Measles outbreak hits record-high since the virus was declared eliminated in 2000, CDC reports
- On Wednesday, the CDC reported 681 people have caught measles this year
- Previously, the highest rate since 2000 was 2014 with 667 cases in the whole year
- But in less than four months, there have been more cases this year
The rate of measles recorded in the US in the first few months of this year has eclipsed every other year since the virus was declared eliminated in 2000.
New CDC figures reveal 681 people in 22 states have been diagnosed this year, outpacing the 667 people diagnosed in the whole of 2014.
The surge in numbers, up from 626 reported on Monday, has been driven by the outbreak in New York City, which recorded 61 new cases today.
The resurgence of the virus, which was all but eliminated in 2000, follows a years-long rise in the number of Americans shunning the vaccine, which is the only treatment against measles.
New CDC figures reveal 681 people in 22 states have been diagnosed this year, outpacing the 667 people diagnosed in the whole of 2014
At first, all attention was on Washington and Portland, where the virus was flourishing in Russian-American communities that distrust vaccines.
But in the last month, that caseload was swiftly eclipsed by New York’s.
As of last week, 329 people in Brooklyn, New York City, had contracted measles, and most of them were unvaccinated people in Orthodox Jewish communities, according to health officials.
Rockland County, north of New York City, has 199 confirmed cases, and that outbreak has spilled out into the neighboring Westchester County, which has recorded eight cases.
New York is also responsible for an outbreak in Michigan, after an Israeli traveler who spent the winter in Brooklyn drove to Detroit to continue his country-wide tour fundraising for an Orthodox Jewish charity. Though the measles outbreak started in Brooklyn in October, it wasn’t until the night the traveler set off, in early March, that he started showing symptoms. A week later, 38 people in Michigan had measles.
The community is largely opposed to vaccines because of lines in the Torah, which can be read to mean worshippers should not put foreign bodies in their own body.
Normally, that would be accepted by most states, which allow for religious exemption from vaccines.
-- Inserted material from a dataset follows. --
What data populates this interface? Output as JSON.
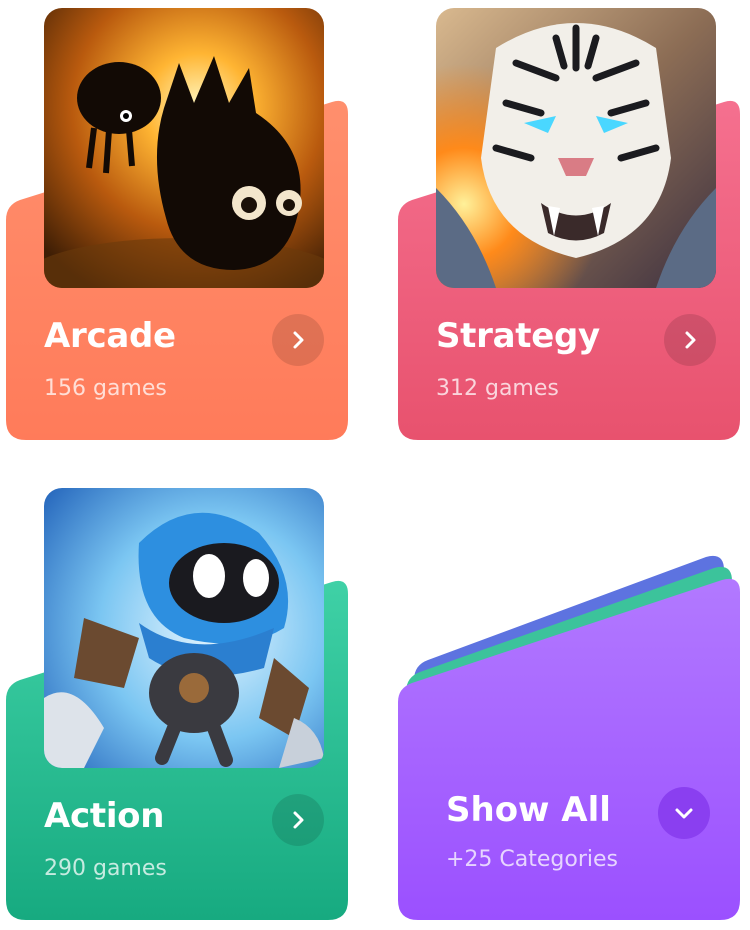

But New York took a strong stance to ban religious exemptions two weeks ago in a bid to control the outbreak.
The move was strategically pulled a week before Passover, which is this week and marks a time when families travel around the city to various community events.
In the two weeks since Mayor Bill de Blasio declared a state of emergency, around 1,000 children in the epicenter neighborhood (Williamsburg) have been vaccinated, five schools have been closed, and three parents have been issued court summons for refusing to vaccinate their children.
Public health experts say the extremity of the policies could further push vaccine-skeptical groups away from the medical establishment.
But Mayor de Blasio insists it is the right course of action – even more so since defeating a lawsuit from five families that claimed the state of emergency was unlawful and anti-Semitic.